What is true up pge? If you decide to go solar, your relationship with PG&E will be changed. The most significant change is the fact that you will now receive an annual statement. This bill is known as a true bill. This bill consolidates your monthly electricity bills and credits into one bill.
Many property owners can find it confusing to pay a true-up fee. This article will provide information about true-up bills, their causes, and ways to lower or eliminate them.
What Exactly Is A PG&E Truth-Up Bill?
True-up bills are statements you receive from PG&E at each end of your solar billing cycle. Due to the fact that most solar billing cycles are 12 months long, your first true-up statement will typically arrive around the end of your first full year of solar customers.
A PG&E true-up statement on energy will include:
- The amount of electricity your property consumes over the course of a year.
- How much electricity was consumed, and credit
- The retail electricity rates used by PG&E in calculating the value of your accumulated kWh crédit.
- The amount owed will be calculated based on your annual Net Usage or kWh usage.
In other terms, the true-up invoice collects and reconciles all your cumulative energy and annual charges, credits, as well as any net generation compensation you may have for the billing period.
Why Is Your True up Bill So Expensive 3 Arguments
There are many possible reasons why your most recent true-up statement was unusually high.
1. Fixed Fees Or Non-Refundable Fees
The feasibility study should include these costs to avoid surprises.

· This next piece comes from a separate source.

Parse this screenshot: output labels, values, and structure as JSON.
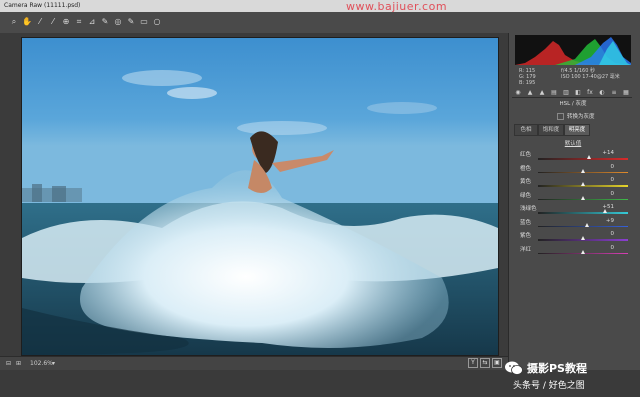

After a year, these charges may surprise homeowners.
Electricity grid connection fees are charged by utilities. These charges appear on PG&E bills. Your annual true-up statement will summarize monthly charges.
Customers pay non-bypassable kWh costs. 1-2 cents per hour. These fees fund energy efficiency, low-income customer support, and nuclear destruction.
2. Increased Electricity Consumption
Solar panel owners often increase their electricity consumption inadvertently. After installing solar, resist changing your energy consumption habits.
Utility companies require homeowners not to select a larger system size than their previous 12-month electricity consumption. It is possible for homeowners to be surprised by higher-than-expected true-up bills if they are using their electricity more often after going solar.
What Can You Do If Your True-Up Bill Isn’t Paying?
Retrofitting your solar system will reduce the true-up amount if you feel it is excessive.
Here are two excellent alternatives:
Solution 1 Increase The Number Of Solar Panels In Your System
If your truth-up bill is more than you anticipated, it means that you aren’t producing enough electricity in order to maximize your savings. You should consult a professional solar energy sales consultant to determine the amount of solar power your home needs to offset the usage that is still being supplied by the utility.
Solution 2 Upgrade Your Existing PV System With Batteries
Solar panels are a great method to generate electricity for your home.
This combination makes for a dynamic and functional system that can supply power during power outages.
The process is very simple
The excess energy generated by your panels is stored in your battery. The stored energy then provides electricity to your residence after the sun has set. The system controls can be programmed to prioritize energy delivery during the evening peak hours. These are when electricity is at its most expensive. This allows homeowners to avoid paying high fees for time-of usage.